He put a check by my total protein, which was normal. Not sure what that means. And finally my sed-rate is elevated, 25, which indicates inflammation, again, not surprised.

I was surprised to see my white count is normal, 6.6, usually it’s in the 3s or 4s. A good sign for my immune system? Red count also normal but on the low side: 4.97.

The Dog Delusion

My goal in life has been to get myself healthy enough to go back to college. Lately I’ve been rethinking that. My new goal is to get myself well enough so that I can own a dog. Every time I see a dog these days my heart melts a little. My mom has a dog, Dougal, so I get so see him when I go home, but that’s not very often.

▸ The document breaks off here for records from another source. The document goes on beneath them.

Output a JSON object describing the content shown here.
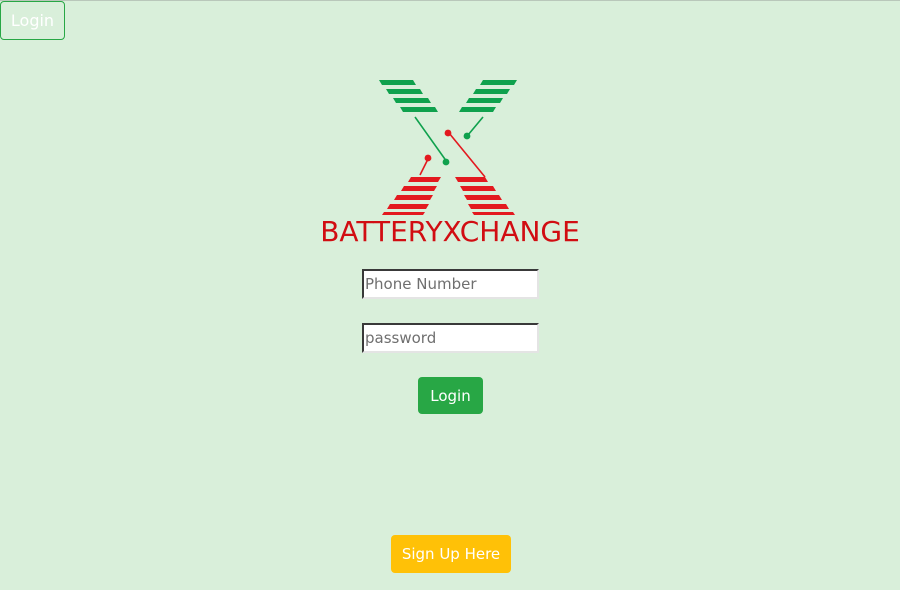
{
  "nav": {
    "login_label": "Login"
  },
  "brand": {
    "name": "BATTERYXCHANGE",
    "color": "#d10d12",
    "logo_icon": "battery-x-logo",
    "logo_colors": {
      "green": "#0fa14d",
      "red": "#e3191f"
    }
  },
  "form": {
    "phone_placeholder": "Phone Number",
    "phone_value": "",
    "password_placeholder": "password",
    "password_value": "",
    "login_label": "Login",
    "login_color": "#28a745"
  },
  "signup": {
    "label": "Sign Up Here",
    "color": "#ffc107"
  },
  "background_color": "#d9efda"
}
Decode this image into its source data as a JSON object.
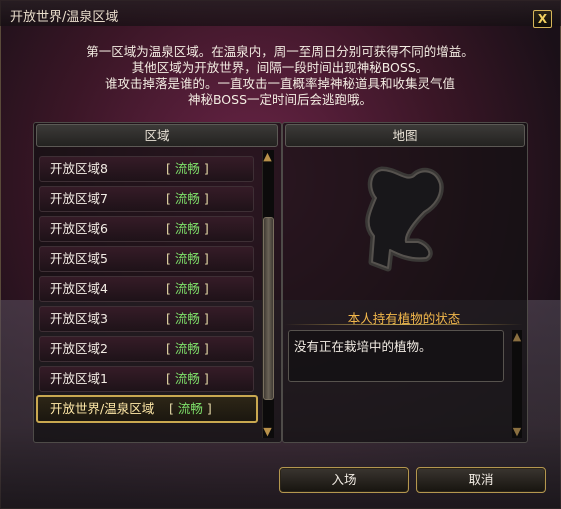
{
  "window": {
    "title": "开放世界/温泉区域",
    "close_label": "X"
  },
  "description": [
    "第一区域为温泉区域。在温泉内，周一至周日分别可获得不同的增益。",
    "其他区域为开放世界，间隔一段时间出现神秘BOSS。",
    "谁攻击掉落是谁的。一直攻击一直概率掉神秘道具和收集灵气值",
    "神秘BOSS一定时间后会逃跑哦。"
  ],
  "zone_header": "区域",
  "map_header": "地图",
  "zones": [
    {
      "name": "开放区域8",
      "bracket_open": "[",
      "status": "流畅",
      "bracket_close": "]"
    },
    {
      "name": "开放区域7",
      "bracket_open": "[",
      "status": "流畅",
      "bracket_close": "]"
    },
    {
      "name": "开放区域6",
      "bracket_open": "[",
      "status": "流畅",
      "bracket_close": "]"
    },
    {
      "name": "开放区域5",
      "bracket_open": "[",
      "status": "流畅",
      "bracket_close": "]"
    },
    {
      "name": "开放区域4",
      "bracket_open": "[",
      "status": "流畅",
      "bracket_close": "]"
    },
    {
      "name": "开放区域3",
      "bracket_open": "[",
      "status": "流畅",
      "bracket_close": "]"
    },
    {
      "name": "开放区域2",
      "bracket_open": "[",
      "status": "流畅",
      "bracket_close": "]"
    },
    {
      "name": "开放区域1",
      "bracket_open": "[",
      "status": "流畅",
      "bracket_close": "]"
    },
    {
      "name": "开放世界/温泉区域",
      "bracket_open": "[",
      "status": "流畅",
      "bracket_close": "]",
      "selected": true
    }
  ],
  "plant_status": {
    "title": "本人持有植物的状态",
    "text": "没有正在栽培中的植物。"
  },
  "buttons": {
    "enter": "入场",
    "cancel": "取消"
  },
  "colors": {
    "status_ok": "#7ee06a",
    "accent_gold": "#c9a850",
    "status_title": "#f3b84b"
  }
}
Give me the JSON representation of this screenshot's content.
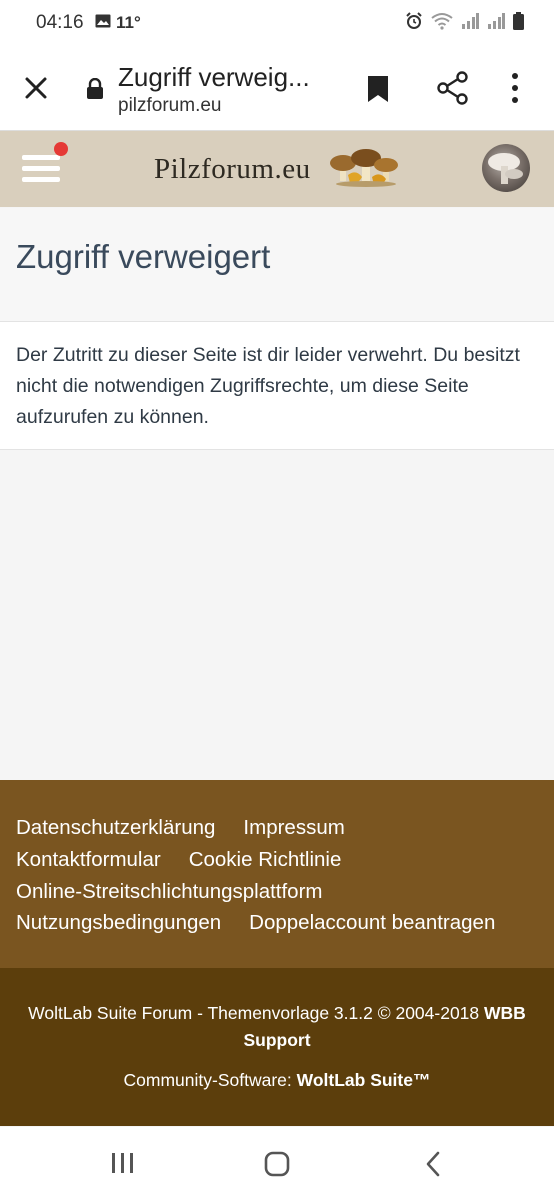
{
  "status_bar": {
    "time": "04:16",
    "temperature": "11°",
    "icons": [
      "image-icon",
      "alarm-icon",
      "wifi-icon",
      "signal-icon",
      "signal-icon",
      "battery-icon"
    ]
  },
  "browser": {
    "page_title": "Zugriff verweig...",
    "url": "pilzforum.eu",
    "icons": [
      "close-icon",
      "lock-icon",
      "bookmark-icon",
      "share-icon",
      "more-vert-icon"
    ]
  },
  "site_header": {
    "logo_text": "Pilzforum.eu",
    "has_notification": true,
    "colors": {
      "background": "#d9cfbd",
      "notification": "#e53935"
    }
  },
  "main": {
    "heading": "Zugriff verweigert",
    "message": "Der Zutritt zu dieser Seite ist dir leider verwehrt. Du besitzt nicht die notwendigen Zugriffsrechte, um diese Seite aufzurufen zu können."
  },
  "footer": {
    "links": {
      "privacy": "Datenschutzerklärung",
      "imprint": "Impressum",
      "contact": "Kontaktformular",
      "cookies": "Cookie Richtlinie",
      "odr": "Online-Streitschlichtungsplattform",
      "terms": "Nutzungsbedingungen",
      "double_account": "Doppelaccount beantragen"
    },
    "copyright_prefix": "WoltLab Suite Forum - Themenvorlage 3.1.2 © 2004-2018",
    "copyright_link": "WBB Support",
    "software_prefix": "Community-Software:",
    "software_link": "WoltLab Suite™",
    "colors": {
      "nav_bg": "#7a5520",
      "copy_bg": "#5c3e0c"
    }
  },
  "android_nav": {
    "icons": [
      "recent-apps-icon",
      "home-icon",
      "back-icon"
    ]
  }
}
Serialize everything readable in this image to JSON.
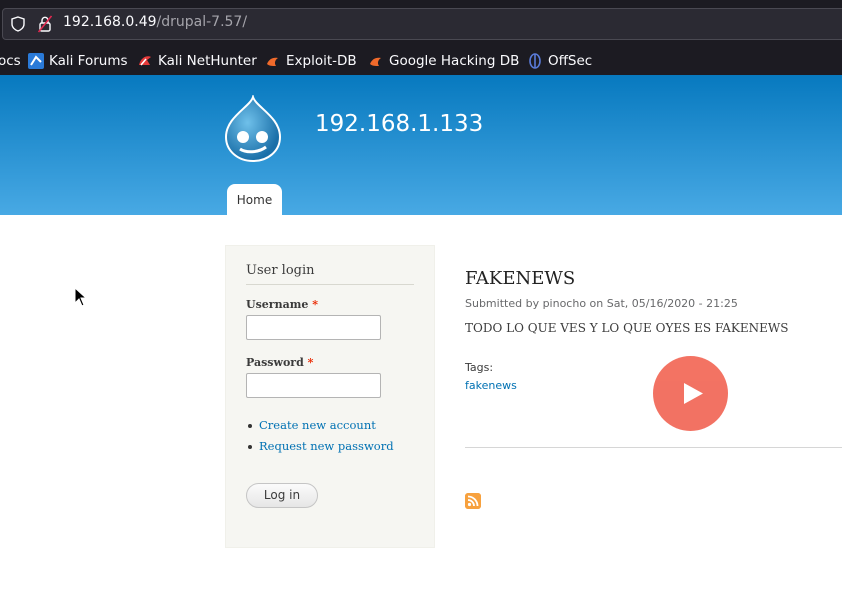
{
  "browser": {
    "url_host": "192.168.0.49",
    "url_path": "/drupal-7.57/",
    "bookmarks": [
      {
        "label": "ocs",
        "icon": "folder-icon"
      },
      {
        "label": "Kali Forums",
        "icon": "kali-icon"
      },
      {
        "label": "Kali NetHunter",
        "icon": "nethunter-icon"
      },
      {
        "label": "Exploit-DB",
        "icon": "exploitdb-icon"
      },
      {
        "label": "Google Hacking DB",
        "icon": "ghdb-icon"
      },
      {
        "label": "OffSec",
        "icon": "offsec-icon"
      }
    ]
  },
  "site": {
    "name": "192.168.1.133",
    "nav": {
      "home": "Home"
    }
  },
  "login": {
    "title": "User login",
    "username_label": "Username",
    "password_label": "Password",
    "required_mark": "*",
    "username_value": "",
    "password_value": "",
    "links": [
      "Create new account",
      "Request new password"
    ],
    "submit": "Log in"
  },
  "article": {
    "title": "FAKENEWS",
    "submitted": "Submitted by pinocho on Sat, 05/16/2020 - 21:25",
    "body": "TODO LO QUE VES Y LO QUE OYES ES FAKENEWS",
    "tags_label": "Tags:",
    "tags": [
      "fakenews"
    ]
  },
  "colors": {
    "header_top": "#0779bf",
    "header_bottom": "#48a9e4",
    "link": "#0071b3",
    "play_button": "#f26b5b"
  }
}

Last year I actually deluded myself into thinking I could take care of a dog. “Dogs are therapeutic!” This was when I still thought long walks would be healthy for me, and a dog would force me to take them. What a joy it would be, the two of us walking around the neighborhood together while I got healthier and healthier. I spent weeks going to kennels and rescues, and browsing through pictures at I bought some general dog care books, as well as one by The Dog Whisperer and Animals Make Us Human by Temple Grandin.

And then I met Joey at the Bill Foundation, who I renamed Bingley. Look how cute! He was the greatest dog and the best fetcher ever. We had four blissful/stressful days together. On our first day I took him for a one hour walk, it was initially only going to be 20 minutes, but The Dog Whisperer said your first walk should be at least an hour, and I felt up to it, so we pushed on. The next day though post-exertional-malaise hit me like never before and I spent the next three days feeling poisoned in every part of my body. But still, I enjoyed taking Bingley to the park, sitting on a bench while he fetched tennis balls, and giving him a bath with extra-whitening poodle shampoo.

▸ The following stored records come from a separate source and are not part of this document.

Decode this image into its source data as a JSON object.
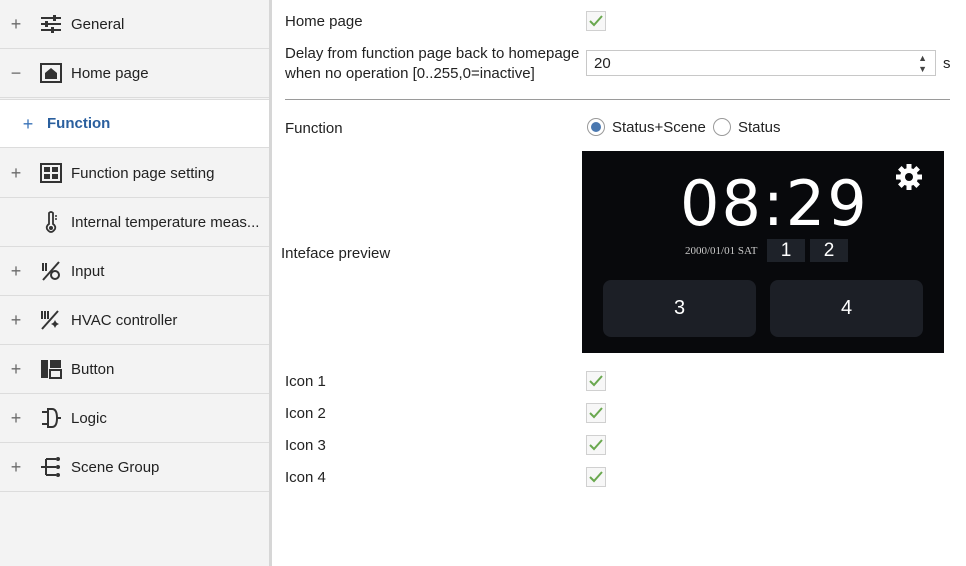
{
  "sidebar": {
    "items": [
      {
        "toggle": "+",
        "icon": "sliders-icon",
        "label": "General"
      },
      {
        "toggle": "−",
        "icon": "home-icon",
        "label": "Home page"
      },
      {
        "toggle": "+",
        "icon": "",
        "label": "Function"
      },
      {
        "toggle": "+",
        "icon": "grid-icon",
        "label": "Function page setting"
      },
      {
        "toggle": "",
        "icon": "thermometer-icon",
        "label": "Internal temperature meas..."
      },
      {
        "toggle": "+",
        "icon": "input-icon",
        "label": "Input"
      },
      {
        "toggle": "+",
        "icon": "hvac-icon",
        "label": "HVAC controller"
      },
      {
        "toggle": "+",
        "icon": "button-icon",
        "label": "Button"
      },
      {
        "toggle": "+",
        "icon": "logic-icon",
        "label": "Logic"
      },
      {
        "toggle": "+",
        "icon": "scene-group-icon",
        "label": "Scene Group"
      }
    ]
  },
  "main": {
    "home_page": {
      "label": "Home page",
      "checked": true
    },
    "delay": {
      "label_line1": "Delay from function page back to homepage",
      "label_line2": "when no operation [0..255,0=inactive]",
      "value": "20",
      "unit": "s"
    },
    "function": {
      "label": "Function",
      "options": [
        {
          "label": "Status+Scene",
          "selected": true
        },
        {
          "label": "Status",
          "selected": false
        }
      ]
    },
    "preview": {
      "label": "Inteface preview",
      "clock": "08:29",
      "date": "2000/01/01  SAT",
      "mini_buttons": [
        "1",
        "2"
      ],
      "big_buttons": [
        "3",
        "4"
      ]
    },
    "icons": [
      {
        "label": "Icon 1",
        "checked": true
      },
      {
        "label": "Icon 2",
        "checked": true
      },
      {
        "label": "Icon 3",
        "checked": true
      },
      {
        "label": "Icon 4",
        "checked": true
      }
    ]
  },
  "colors": {
    "accent": "#2a5f9e",
    "check": "#6aa84f",
    "preview_bg": "#08090c"
  }
}
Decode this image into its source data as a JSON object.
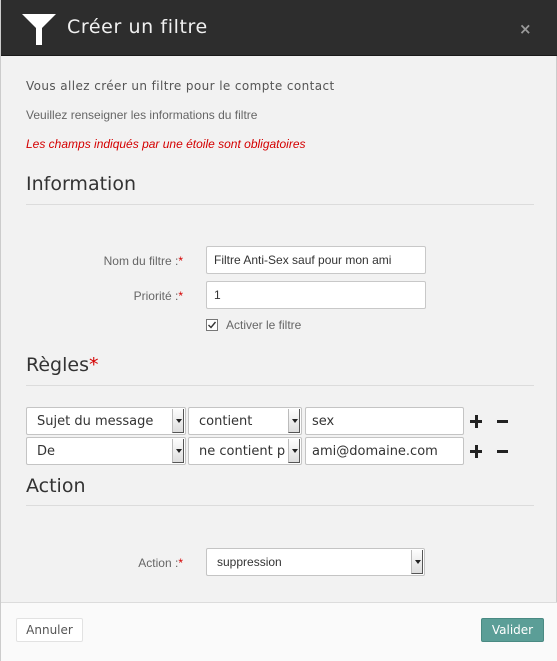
{
  "dialog": {
    "title": "Créer un filtre",
    "close_label": "×"
  },
  "intro": {
    "line1": "Vous allez créer un filtre pour le compte contact",
    "line2": "Veuillez renseigner les informations du filtre",
    "required_notice": "Les champs indiqués par une étoile sont obligatoires"
  },
  "information": {
    "heading": "Information",
    "name_label": "Nom du filtre :",
    "name_value": "Filtre Anti-Sex sauf pour mon ami",
    "priority_label": "Priorité :",
    "priority_value": "1",
    "activate_label": "Activer le filtre",
    "activate_checked": true,
    "required_mark": "*"
  },
  "rules": {
    "heading": "Règles",
    "required_mark": "*",
    "items": [
      {
        "field": "Sujet du message",
        "operator": "contient",
        "value": "sex"
      },
      {
        "field": "De",
        "operator": "ne contient p",
        "value": "ami@domaine.com"
      }
    ]
  },
  "action": {
    "heading": "Action",
    "label": "Action :",
    "required_mark": "*",
    "selected": "suppression"
  },
  "footer": {
    "cancel_label": "Annuler",
    "validate_label": "Valider"
  },
  "colors": {
    "titlebar": "#2d2d2d",
    "required": "#d40000",
    "validate_button": "#5b9e97"
  },
  "icons": {
    "title": "filter-funnel-icon",
    "close": "close-icon",
    "add": "plus-icon",
    "remove": "minus-icon",
    "check": "checkmark-icon"
  }
}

He followed me everywhere and slept in bed with me at night, never getting up until I got up. He was very patient and respectful. When, after four days, my landlord e-mailed and said he had to go because the neighbors were complaining about the barking, I cried, out of sadness and relief.

I took him back to the adoption foundation. I checked his profile every day after that and saw he was adopted rather quickly. (Again, no surprise.) Now every time I see someone walking a white poodle I wonder if it could be him, and what his name is now.


  1. I drank it up!

    That dog is such a Bingley. I'd completely forgotten about "Joey." I picture his new owners trying to rename him and being met with barks of "Now, see here! My name is Bingley, dammit! B-I-N-G-L-E-Y. And any claims to the contrary will be met with naught but an icy stare."

    "Oh, listen to him! He must really like the name MAX. Don't cha, boy? Don't cha, Max?"

    "What fresh hell...?"

  2. I have always made my health goal to be "I hope I get healthy enough to own a dog someday" - so I am sooooooo with you on this one :)

  3. I was about to say how sorry I was about your dog and how I relate to your feelings about not being "productive" enough and beating yourself up over it... but then I read Jim's comment and now I can't remember half of it. I just love how the Bingley in Jim's head sounds like the puppy version of Stewie from Family Guy. "What the deuce??"

    I'd really like to read "What her body thought" now; I definitely feel a change in my brain, and it's maybe even more disturbing than the change in my physical health. I love how you hit the nail on the head: "It’s hard to look at your own flailing mind when all you have to look at it with is your own flailing mind."

    Finally, I'm a cat person, but my goal has always been to be enough to adopt my own kitty. I live at home right now (again, the sickness), so I do get to enjoy my family's kitties.

    Good post, hon. You've given me a lot to ponder and your friend Jim gave me a good laugh. Thanks for da gifts. :)

  4. Does blogspot not let you respond to comments individually? Wow! Maybe I should have done this blog on livejournal...

    Well thank you all for your comments and Robyn, I'm only through the first section but I would already highly recommend What Her Body Thought to anyone with CFS or who wants to understand it. It's really good.